• _Task details_: Report how many lines of the material contain the string "meta". Add nothing beyond the number.

• _Information provided_:
[Start of Attachment]
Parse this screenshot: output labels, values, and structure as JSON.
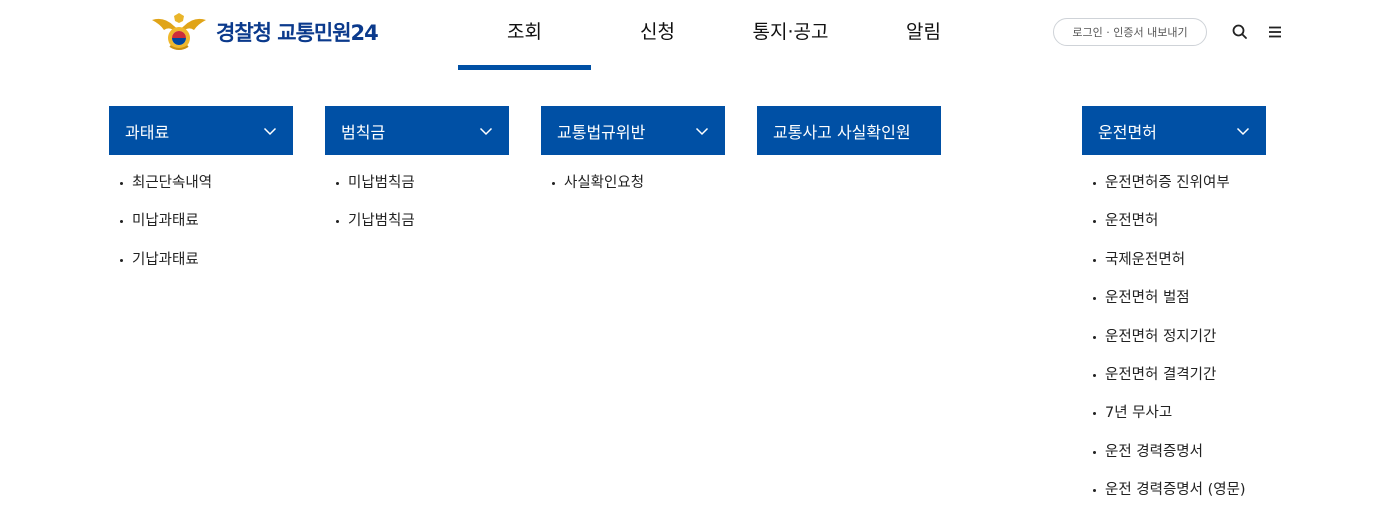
{
  "header": {
    "logo_text": "경찰청 교통민원24",
    "logo_icon": "police-emblem-icon",
    "nav": [
      {
        "label": "조회",
        "active": true
      },
      {
        "label": "신청",
        "active": false
      },
      {
        "label": "통지·공고",
        "active": false
      },
      {
        "label": "알림",
        "active": false
      }
    ],
    "login_label": "로그인  · 인증서 내보내기",
    "search_icon": "search-icon",
    "menu_icon": "menu-icon",
    "accent_color": "#0050a5"
  },
  "menu": {
    "columns": [
      {
        "title": "과태료",
        "has_toggle": true,
        "items": [
          "최근단속내역",
          "미납과태료",
          "기납과태료"
        ]
      },
      {
        "title": "범칙금",
        "has_toggle": true,
        "items": [
          "미납범칙금",
          "기납범칙금"
        ]
      },
      {
        "title": "교통법규위반",
        "has_toggle": true,
        "items": [
          "사실확인요청"
        ]
      },
      {
        "title": "교통사고 사실확인원",
        "has_toggle": false,
        "items": []
      },
      {
        "title": "운전면허",
        "has_toggle": true,
        "items": [
          "운전면허증 진위여부",
          "운전면허",
          "국제운전면허",
          "운전면허 벌점",
          "운전면허 정지기간",
          "운전면허 결격기간",
          "7년 무사고",
          "운전 경력증명서",
          "운전 경력증명서 (영문)"
        ]
      }
    ]
  }
}
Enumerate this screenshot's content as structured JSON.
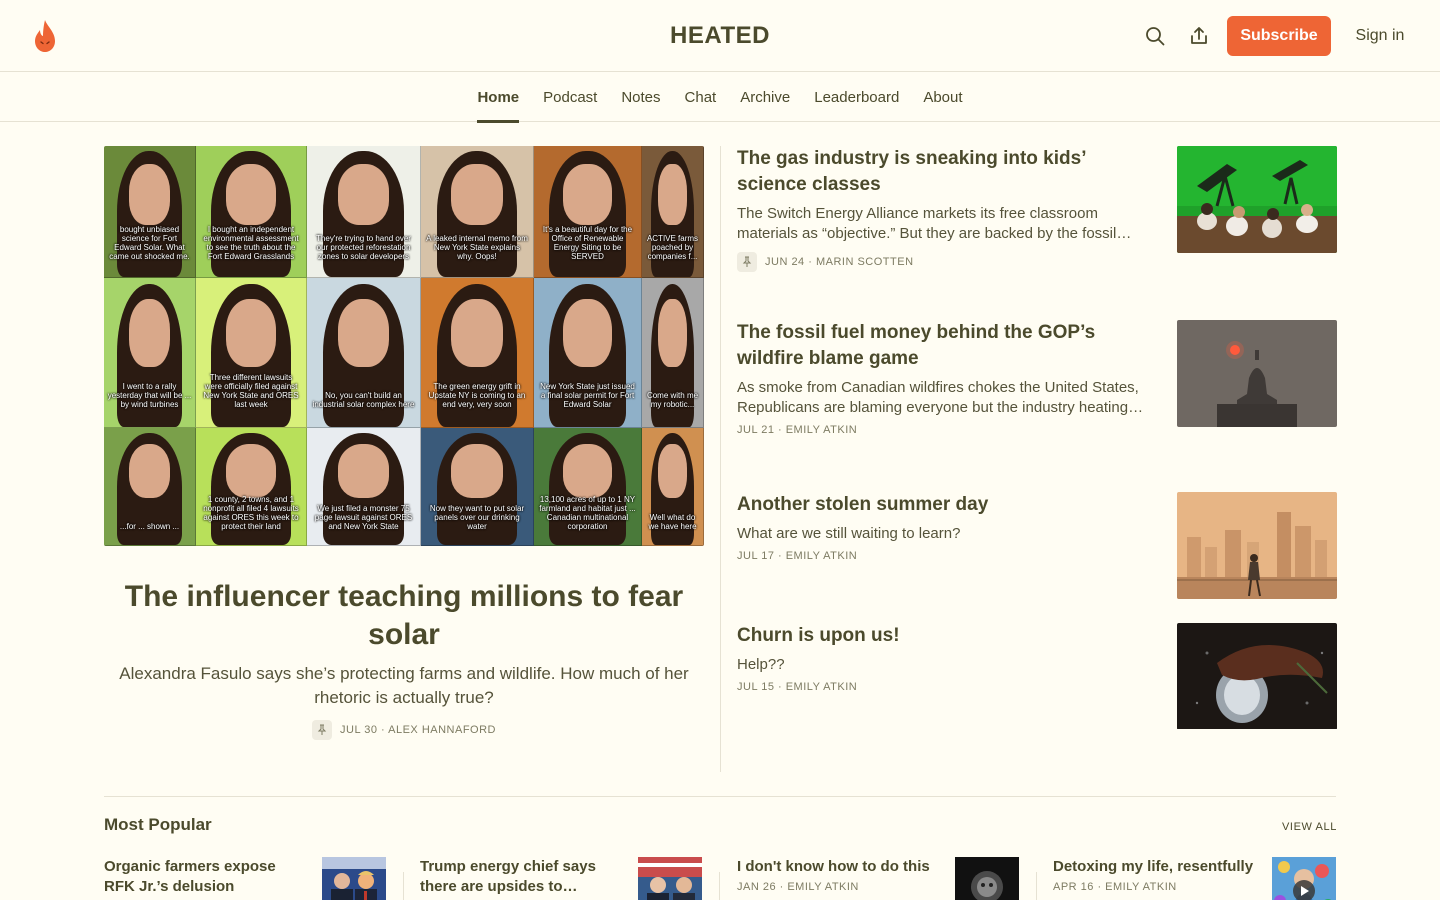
{
  "header": {
    "title": "HEATED",
    "subscribe_label": "Subscribe",
    "signin_label": "Sign in",
    "accent": "#ee6535"
  },
  "nav": {
    "items": [
      {
        "label": "Home",
        "active": true
      },
      {
        "label": "Podcast"
      },
      {
        "label": "Notes"
      },
      {
        "label": "Chat"
      },
      {
        "label": "Archive"
      },
      {
        "label": "Leaderboard"
      },
      {
        "label": "About"
      }
    ]
  },
  "hero": {
    "title": "The influencer teaching millions to fear solar",
    "subtitle": "Alexandra Fasulo says she’s protecting farms and wildlife. How much of her rhetoric is actually true?",
    "meta": "JUL 30 · ALEX HANNAFORD",
    "captions": [
      "bought unbiased science for Fort Edward Solar. What came out shocked me.",
      "I bought an independent environmental assessment to see the truth about the Fort Edward Grasslands",
      "They're trying to hand over our protected reforestation zones to solar developers",
      "A leaked internal memo from New York State explains why. Oops!",
      "It's a beautiful day for the Office of Renewable Energy Siting to be SERVED",
      "ACTIVE farms poached by companies f...",
      "I went to a rally yesterday that will be ... by wind turbines",
      "Three different lawsuits were officially filed against New York State and ORES last week",
      "No, you can't build an industrial solar complex here",
      "The green energy grift in Upstate NY is coming to an end very, very soon",
      "New York State just issued a final solar permit for Fort Edward Solar",
      "Come with me my robotic...",
      "...for ... shown ...",
      "1 county, 2 towns, and 1 nonprofit all filed 4 lawsuits against ORES this week to protect their land",
      "We just filed a monster 75 page lawsuit against ORES and New York State",
      "Now they want to put solar panels over our drinking water",
      "13,100 acres of up to 1 NY farmland and habitat just ... Canadian multinational corporation",
      "Well what do we have here"
    ]
  },
  "posts": [
    {
      "title": "The gas industry is sneaking into kids’ science classes",
      "subtitle": "The Switch Energy Alliance markets its free classroom materials as “objective.” But they are backed by the fossil…",
      "meta": "JUN 24 · MARIN SCOTTEN",
      "pinned": true
    },
    {
      "title": "The fossil fuel money behind the GOP’s wildfire blame game",
      "subtitle": "As smoke from Canadian wildfires chokes the United States, Republicans are blaming everyone but the industry heating…",
      "meta": "JUL 21 · EMILY ATKIN"
    },
    {
      "title": "Another stolen summer day",
      "subtitle": "What are we still waiting to learn?",
      "meta": "JUL 17 · EMILY ATKIN"
    },
    {
      "title": "Churn is upon us!",
      "subtitle": "Help??",
      "meta": "JUL 15 · EMILY ATKIN"
    }
  ],
  "popular": {
    "heading": "Most Popular",
    "view_all": "VIEW ALL",
    "items": [
      {
        "title": "Organic farmers expose RFK Jr.’s delusion",
        "meta": ""
      },
      {
        "title": "Trump energy chief says there are upsides to…",
        "meta": ""
      },
      {
        "title": "I don't know how to do this",
        "meta": "JAN 26 · EMILY ATKIN"
      },
      {
        "title": "Detoxing my life, resentfully",
        "meta": "APR 16 · EMILY ATKIN"
      }
    ]
  }
}
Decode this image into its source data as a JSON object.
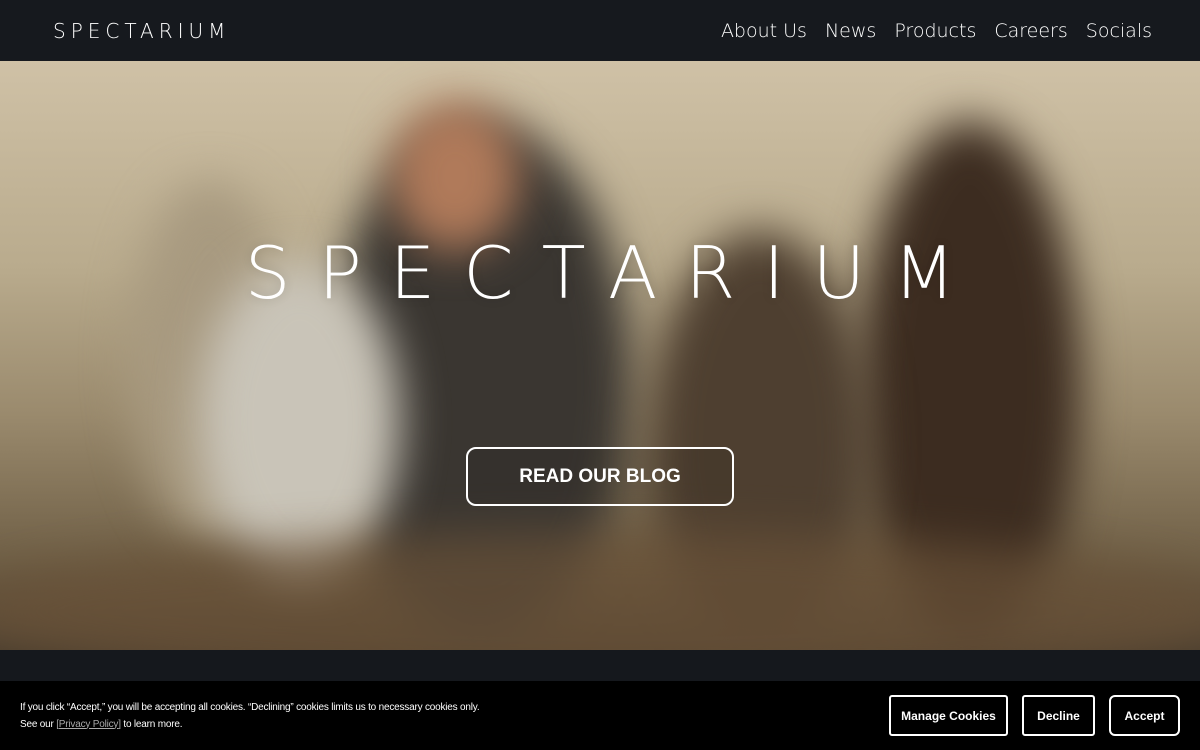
{
  "header": {
    "logo": "SPECTARIUM",
    "nav": [
      "About Us",
      "News",
      "Products",
      "Careers",
      "Socials"
    ]
  },
  "hero": {
    "logo": "SPECTARIUM",
    "cta": "READ OUR BLOG"
  },
  "cookie": {
    "line1": "If you click “Accept,” you will be accepting all cookies. “Declining” cookies limits us to necessary cookies only.",
    "line2_pre": "See our ",
    "line2_link": "[Privacy Policy]",
    "line2_post": " to learn more.",
    "manage": "Manage Cookies",
    "decline": "Decline",
    "accept": "Accept"
  },
  "colors": {
    "header_bg": "#16191e",
    "cookie_bg": "#000000",
    "text": "#ffffff"
  }
}
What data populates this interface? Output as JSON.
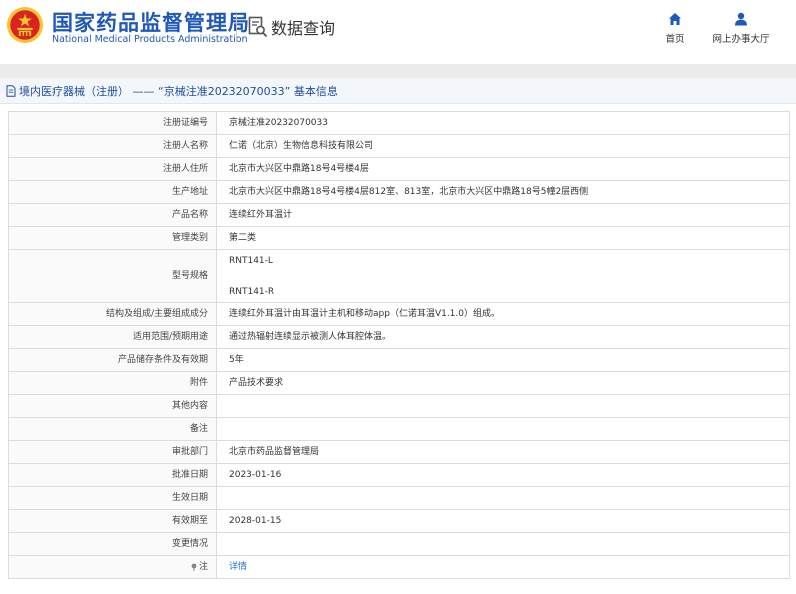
{
  "header": {
    "logo_cn": "国家药品监督管理局",
    "logo_en": "National Medical Products Administration",
    "query_label": "数据查询",
    "nav": [
      {
        "label": "首页",
        "icon": "home-icon"
      },
      {
        "label": "网上办事大厅",
        "icon": "user-icon"
      }
    ]
  },
  "title_bar": {
    "text": "境内医疗器械（注册） —— “京械注准20232070033” 基本信息"
  },
  "colors": {
    "brand_blue": "#1f58b8",
    "link_blue": "#2a6fd6",
    "emblem_red": "#d8231e",
    "emblem_gold": "#f4c431"
  },
  "fields": [
    {
      "key": "注册证编号",
      "value": "京械注准20232070033"
    },
    {
      "key": "注册人名称",
      "value": "仁诺（北京）生物信息科技有限公司"
    },
    {
      "key": "注册人住所",
      "value": "北京市大兴区中鼎路18号4号楼4层"
    },
    {
      "key": "生产地址",
      "value": "北京市大兴区中鼎路18号4号楼4层812室、813室，北京市大兴区中鼎路18号5幢2层西侧"
    },
    {
      "key": "产品名称",
      "value": "连续红外耳温计"
    },
    {
      "key": "管理类别",
      "value": "第二类"
    },
    {
      "key": "型号规格",
      "values": [
        "RNT141-L",
        "RNT141-R"
      ]
    },
    {
      "key": "结构及组成/主要组成成分",
      "value": "连续红外耳温计由耳温计主机和移动app（仁诺耳温V1.1.0）组成。"
    },
    {
      "key": "适用范围/预期用途",
      "value": "通过热辐射连续显示被测人体耳腔体温。"
    },
    {
      "key": "产品储存条件及有效期",
      "value": "5年"
    },
    {
      "key": "附件",
      "value": "产品技术要求"
    },
    {
      "key": "其他内容",
      "value": ""
    },
    {
      "key": "备注",
      "value": ""
    },
    {
      "key": "审批部门",
      "value": "北京市药品监督管理局"
    },
    {
      "key": "批准日期",
      "value": "2023-01-16"
    },
    {
      "key": "生效日期",
      "value": ""
    },
    {
      "key": "有效期至",
      "value": "2028-01-15"
    },
    {
      "key": "变更情况",
      "value": ""
    },
    {
      "key": "注",
      "value": "详情",
      "key_icon": "pin-icon"
    }
  ]
}
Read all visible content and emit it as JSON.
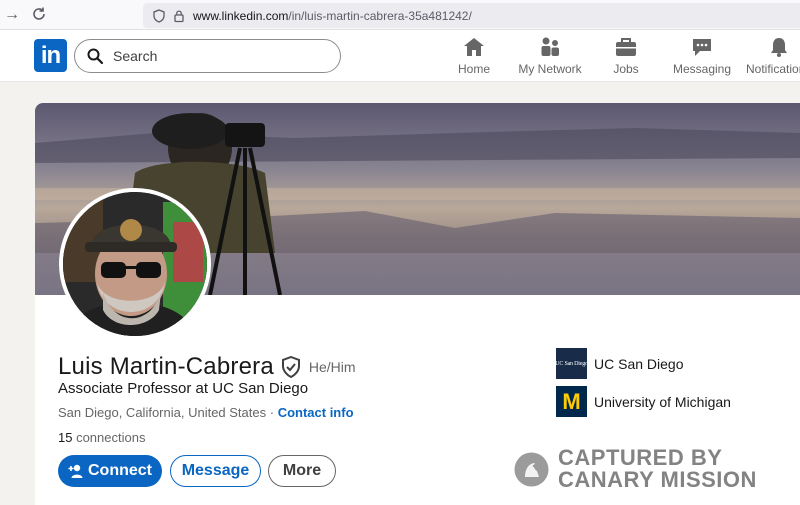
{
  "browser": {
    "url_domain": "www.linkedin.com",
    "url_path": "/in/luis-martin-cabrera-35a481242/"
  },
  "header": {
    "logo_text": "in",
    "search_placeholder": "Search",
    "nav": [
      {
        "label": "Home",
        "icon": "home-icon"
      },
      {
        "label": "My Network",
        "icon": "network-icon"
      },
      {
        "label": "Jobs",
        "icon": "briefcase-icon"
      },
      {
        "label": "Messaging",
        "icon": "chat-icon"
      },
      {
        "label": "Notifications",
        "icon": "bell-icon"
      }
    ]
  },
  "profile": {
    "name": "Luis Martin-Cabrera",
    "pronouns": "He/Him",
    "headline": "Associate Professor at UC San Diego",
    "location": "San Diego, California, United States",
    "separator": " · ",
    "contact_info_label": "Contact info",
    "connections_count": "15",
    "connections_label": " connections"
  },
  "actions": {
    "connect_label": "Connect",
    "message_label": "Message",
    "more_label": "More"
  },
  "education": [
    {
      "name": "UC San Diego",
      "logo_text": "UC San Diego",
      "logo_color": "#182b49"
    },
    {
      "name": "University of Michigan",
      "logo_text": "M",
      "logo_color": "#00274c",
      "accent": "#ffcb05"
    }
  ],
  "watermark": {
    "line1": "CAPTURED BY",
    "line2": "CANARY MISSION"
  },
  "colors": {
    "brand": "#0a66c2",
    "page_bg": "#f4f2ee"
  }
}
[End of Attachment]
• _Written response_: 9